(Your task): Report back each line of the data that contains the word "this".

(Records supplied):
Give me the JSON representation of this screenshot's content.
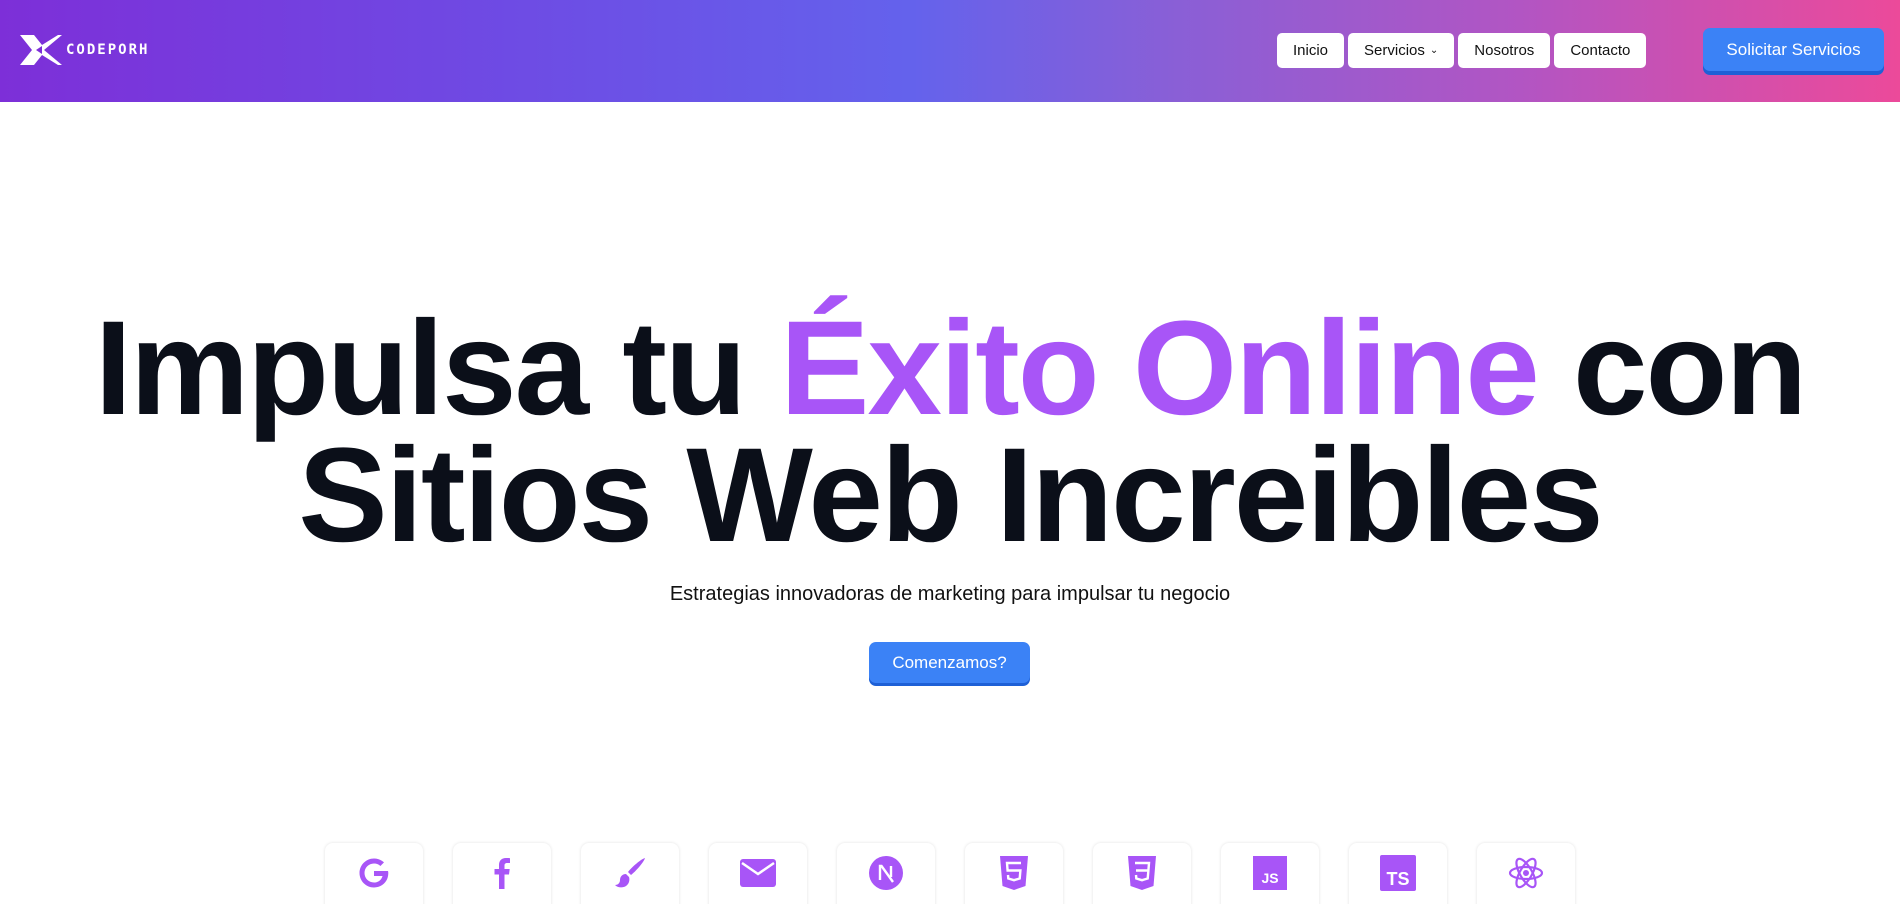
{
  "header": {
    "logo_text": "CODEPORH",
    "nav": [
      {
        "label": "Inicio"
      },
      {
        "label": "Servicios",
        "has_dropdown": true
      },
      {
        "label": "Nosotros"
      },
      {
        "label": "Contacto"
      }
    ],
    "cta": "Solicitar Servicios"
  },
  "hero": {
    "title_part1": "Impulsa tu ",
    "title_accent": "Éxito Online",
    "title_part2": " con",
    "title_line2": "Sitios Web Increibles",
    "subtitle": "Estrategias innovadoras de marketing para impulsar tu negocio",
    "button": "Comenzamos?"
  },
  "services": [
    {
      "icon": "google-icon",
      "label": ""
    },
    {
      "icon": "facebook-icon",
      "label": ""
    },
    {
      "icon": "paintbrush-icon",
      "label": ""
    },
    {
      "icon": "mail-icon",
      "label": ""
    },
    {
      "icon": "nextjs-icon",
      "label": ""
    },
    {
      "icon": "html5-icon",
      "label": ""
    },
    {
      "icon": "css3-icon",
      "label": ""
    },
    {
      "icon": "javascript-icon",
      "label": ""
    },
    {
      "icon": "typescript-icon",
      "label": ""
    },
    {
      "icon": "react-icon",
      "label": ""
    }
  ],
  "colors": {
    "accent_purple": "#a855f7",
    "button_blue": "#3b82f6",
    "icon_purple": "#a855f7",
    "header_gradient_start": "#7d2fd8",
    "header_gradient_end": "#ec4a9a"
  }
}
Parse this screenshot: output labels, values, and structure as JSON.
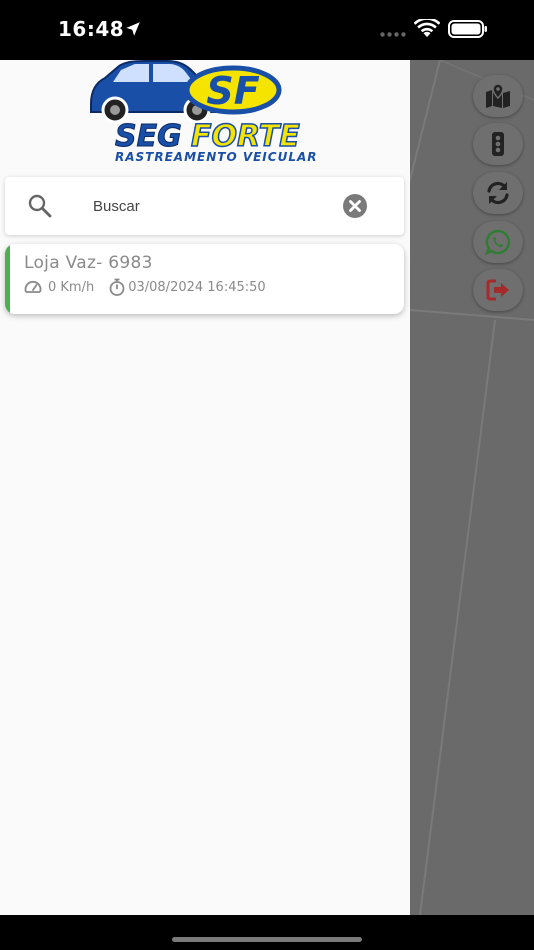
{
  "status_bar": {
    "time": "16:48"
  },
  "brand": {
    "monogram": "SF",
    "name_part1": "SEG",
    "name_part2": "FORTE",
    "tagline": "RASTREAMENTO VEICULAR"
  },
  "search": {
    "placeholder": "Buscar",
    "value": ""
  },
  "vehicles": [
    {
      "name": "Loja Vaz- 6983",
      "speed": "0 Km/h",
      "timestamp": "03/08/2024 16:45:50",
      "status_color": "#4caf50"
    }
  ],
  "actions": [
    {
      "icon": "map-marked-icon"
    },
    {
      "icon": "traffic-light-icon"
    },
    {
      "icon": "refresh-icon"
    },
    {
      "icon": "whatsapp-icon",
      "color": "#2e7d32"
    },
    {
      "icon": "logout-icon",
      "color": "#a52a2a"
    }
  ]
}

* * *

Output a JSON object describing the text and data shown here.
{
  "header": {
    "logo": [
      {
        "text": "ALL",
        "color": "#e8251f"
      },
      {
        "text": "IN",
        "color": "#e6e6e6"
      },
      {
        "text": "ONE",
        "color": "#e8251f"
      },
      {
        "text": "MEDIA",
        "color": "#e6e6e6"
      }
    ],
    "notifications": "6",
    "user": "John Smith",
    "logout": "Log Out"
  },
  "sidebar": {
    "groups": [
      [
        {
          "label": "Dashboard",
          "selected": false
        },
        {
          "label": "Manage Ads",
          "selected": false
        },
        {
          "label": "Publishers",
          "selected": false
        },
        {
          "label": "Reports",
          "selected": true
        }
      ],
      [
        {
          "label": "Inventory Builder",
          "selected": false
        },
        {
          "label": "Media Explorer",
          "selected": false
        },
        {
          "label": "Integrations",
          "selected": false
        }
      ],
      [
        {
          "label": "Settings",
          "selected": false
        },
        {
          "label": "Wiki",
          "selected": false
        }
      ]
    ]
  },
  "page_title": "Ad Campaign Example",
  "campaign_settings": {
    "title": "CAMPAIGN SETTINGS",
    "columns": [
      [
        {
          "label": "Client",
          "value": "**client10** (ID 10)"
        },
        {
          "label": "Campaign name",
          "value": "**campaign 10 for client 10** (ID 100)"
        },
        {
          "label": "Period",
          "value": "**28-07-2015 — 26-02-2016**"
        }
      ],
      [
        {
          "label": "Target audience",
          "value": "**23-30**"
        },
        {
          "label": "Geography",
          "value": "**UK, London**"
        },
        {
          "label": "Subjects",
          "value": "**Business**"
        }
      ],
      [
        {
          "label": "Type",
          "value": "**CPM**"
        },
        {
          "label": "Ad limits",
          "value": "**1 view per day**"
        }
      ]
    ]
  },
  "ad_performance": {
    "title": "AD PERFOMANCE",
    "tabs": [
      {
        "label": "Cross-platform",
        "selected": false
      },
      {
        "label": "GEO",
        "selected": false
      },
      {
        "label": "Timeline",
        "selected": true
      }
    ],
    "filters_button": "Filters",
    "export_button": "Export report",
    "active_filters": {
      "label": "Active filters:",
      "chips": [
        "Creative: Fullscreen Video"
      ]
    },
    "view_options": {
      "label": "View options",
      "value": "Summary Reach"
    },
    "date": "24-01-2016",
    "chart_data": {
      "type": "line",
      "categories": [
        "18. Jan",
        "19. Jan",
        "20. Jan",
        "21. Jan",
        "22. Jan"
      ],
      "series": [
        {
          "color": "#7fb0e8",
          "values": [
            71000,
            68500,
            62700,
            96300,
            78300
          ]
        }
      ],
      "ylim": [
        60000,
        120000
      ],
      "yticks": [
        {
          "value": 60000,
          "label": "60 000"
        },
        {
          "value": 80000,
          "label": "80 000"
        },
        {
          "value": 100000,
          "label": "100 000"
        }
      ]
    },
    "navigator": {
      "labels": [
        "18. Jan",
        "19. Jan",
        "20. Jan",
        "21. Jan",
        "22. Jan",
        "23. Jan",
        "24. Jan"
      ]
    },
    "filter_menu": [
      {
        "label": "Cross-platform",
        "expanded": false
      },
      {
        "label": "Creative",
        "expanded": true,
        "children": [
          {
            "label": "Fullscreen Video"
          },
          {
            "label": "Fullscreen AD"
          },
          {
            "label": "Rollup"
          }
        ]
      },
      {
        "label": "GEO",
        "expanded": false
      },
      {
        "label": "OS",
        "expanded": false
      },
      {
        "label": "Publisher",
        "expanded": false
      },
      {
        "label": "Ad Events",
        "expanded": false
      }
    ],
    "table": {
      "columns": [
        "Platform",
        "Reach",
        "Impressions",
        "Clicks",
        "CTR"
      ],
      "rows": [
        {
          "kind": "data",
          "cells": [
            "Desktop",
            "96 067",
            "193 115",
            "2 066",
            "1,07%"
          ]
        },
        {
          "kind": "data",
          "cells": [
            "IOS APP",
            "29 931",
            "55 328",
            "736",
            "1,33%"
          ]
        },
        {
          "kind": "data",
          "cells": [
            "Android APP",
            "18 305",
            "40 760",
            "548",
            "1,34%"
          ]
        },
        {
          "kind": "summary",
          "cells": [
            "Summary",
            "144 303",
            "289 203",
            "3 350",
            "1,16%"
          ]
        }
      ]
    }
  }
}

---

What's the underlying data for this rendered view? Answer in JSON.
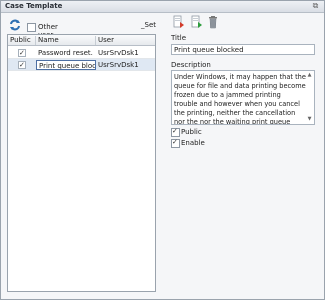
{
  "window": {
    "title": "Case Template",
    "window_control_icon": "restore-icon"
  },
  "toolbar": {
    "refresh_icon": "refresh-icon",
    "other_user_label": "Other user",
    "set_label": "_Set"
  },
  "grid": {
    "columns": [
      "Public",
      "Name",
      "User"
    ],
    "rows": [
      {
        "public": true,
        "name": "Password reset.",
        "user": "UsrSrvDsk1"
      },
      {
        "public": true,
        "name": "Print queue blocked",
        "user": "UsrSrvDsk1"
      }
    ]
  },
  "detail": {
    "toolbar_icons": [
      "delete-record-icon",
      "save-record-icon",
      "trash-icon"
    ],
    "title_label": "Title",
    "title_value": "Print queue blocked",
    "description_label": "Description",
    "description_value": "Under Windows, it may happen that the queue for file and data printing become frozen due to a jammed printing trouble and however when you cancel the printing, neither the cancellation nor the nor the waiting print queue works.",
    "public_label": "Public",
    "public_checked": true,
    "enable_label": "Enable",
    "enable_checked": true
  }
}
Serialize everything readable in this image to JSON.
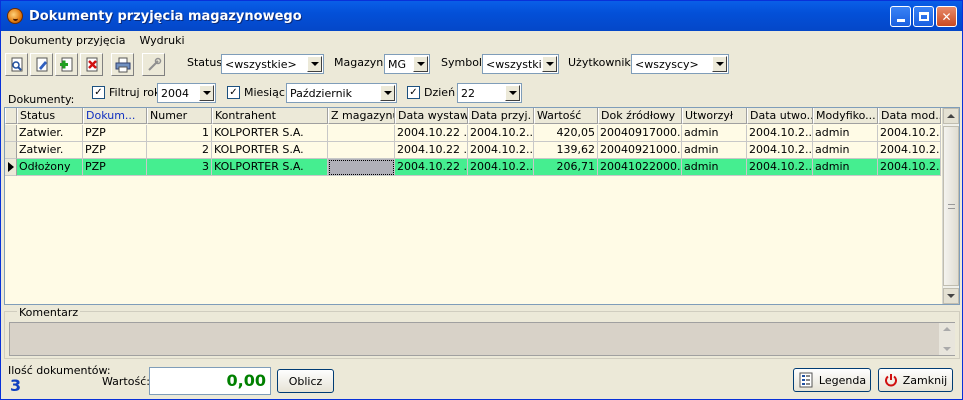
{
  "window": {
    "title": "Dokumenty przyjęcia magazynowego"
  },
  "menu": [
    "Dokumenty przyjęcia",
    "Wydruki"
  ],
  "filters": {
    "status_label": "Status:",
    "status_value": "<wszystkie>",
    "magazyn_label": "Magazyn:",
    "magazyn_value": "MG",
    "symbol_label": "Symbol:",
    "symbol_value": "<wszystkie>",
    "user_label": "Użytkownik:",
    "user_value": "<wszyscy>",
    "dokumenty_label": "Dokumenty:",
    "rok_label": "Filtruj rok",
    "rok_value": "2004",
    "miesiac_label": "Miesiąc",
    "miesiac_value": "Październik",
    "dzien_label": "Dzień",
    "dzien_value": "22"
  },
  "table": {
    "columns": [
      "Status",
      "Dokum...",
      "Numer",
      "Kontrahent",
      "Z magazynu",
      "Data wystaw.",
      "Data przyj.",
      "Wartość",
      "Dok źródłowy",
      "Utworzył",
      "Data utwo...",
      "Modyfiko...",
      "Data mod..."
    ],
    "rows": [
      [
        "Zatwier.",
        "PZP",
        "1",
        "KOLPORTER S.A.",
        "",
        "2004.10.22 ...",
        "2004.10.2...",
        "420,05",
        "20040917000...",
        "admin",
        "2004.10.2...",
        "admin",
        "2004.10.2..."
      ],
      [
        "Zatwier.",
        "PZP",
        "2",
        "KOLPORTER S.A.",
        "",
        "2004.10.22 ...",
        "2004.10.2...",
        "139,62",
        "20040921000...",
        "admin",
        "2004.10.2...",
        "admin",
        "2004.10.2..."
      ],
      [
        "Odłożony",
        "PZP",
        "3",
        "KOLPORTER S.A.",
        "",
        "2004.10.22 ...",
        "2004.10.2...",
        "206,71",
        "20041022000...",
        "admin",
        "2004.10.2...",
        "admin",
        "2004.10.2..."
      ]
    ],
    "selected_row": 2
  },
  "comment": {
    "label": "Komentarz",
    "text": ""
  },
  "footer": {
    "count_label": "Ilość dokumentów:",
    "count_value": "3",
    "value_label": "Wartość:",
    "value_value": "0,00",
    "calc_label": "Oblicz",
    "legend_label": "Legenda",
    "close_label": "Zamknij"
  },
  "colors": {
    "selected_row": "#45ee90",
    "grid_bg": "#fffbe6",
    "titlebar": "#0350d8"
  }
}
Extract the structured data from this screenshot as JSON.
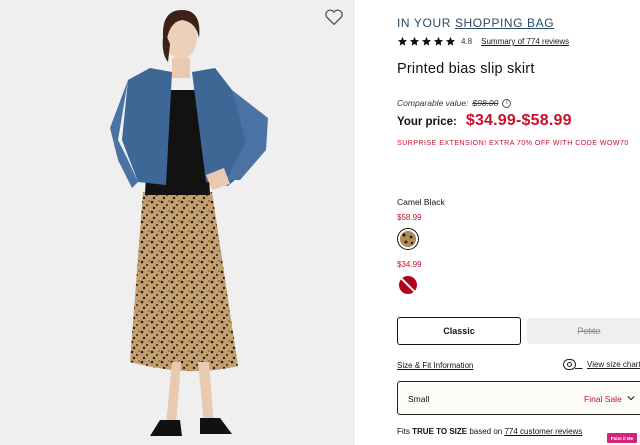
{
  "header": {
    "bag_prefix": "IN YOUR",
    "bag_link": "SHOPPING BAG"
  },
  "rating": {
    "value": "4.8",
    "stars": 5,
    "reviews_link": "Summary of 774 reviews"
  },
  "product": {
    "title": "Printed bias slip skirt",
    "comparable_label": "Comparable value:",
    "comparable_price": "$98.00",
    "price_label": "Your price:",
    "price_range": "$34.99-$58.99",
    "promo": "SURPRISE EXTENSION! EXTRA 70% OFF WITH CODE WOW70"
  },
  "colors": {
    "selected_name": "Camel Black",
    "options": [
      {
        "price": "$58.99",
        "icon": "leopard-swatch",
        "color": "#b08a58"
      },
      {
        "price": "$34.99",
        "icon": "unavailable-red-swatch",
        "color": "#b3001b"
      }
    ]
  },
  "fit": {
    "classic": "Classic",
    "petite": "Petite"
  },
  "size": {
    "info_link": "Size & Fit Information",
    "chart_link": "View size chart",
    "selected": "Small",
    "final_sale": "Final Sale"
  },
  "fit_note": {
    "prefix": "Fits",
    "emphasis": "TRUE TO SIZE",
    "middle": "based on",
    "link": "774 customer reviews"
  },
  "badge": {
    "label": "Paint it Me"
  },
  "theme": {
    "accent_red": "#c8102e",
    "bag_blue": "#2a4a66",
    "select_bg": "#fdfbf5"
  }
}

(Written solution):
Give me the JSON representation of this screenshot's content.
Parse this screenshot: output labels, values, and structure as JSON.
What's the underlying data for this rendered view? Answer in JSON.
Serialize everything readable in this image to JSON.
Extract the structured data from this screenshot as JSON.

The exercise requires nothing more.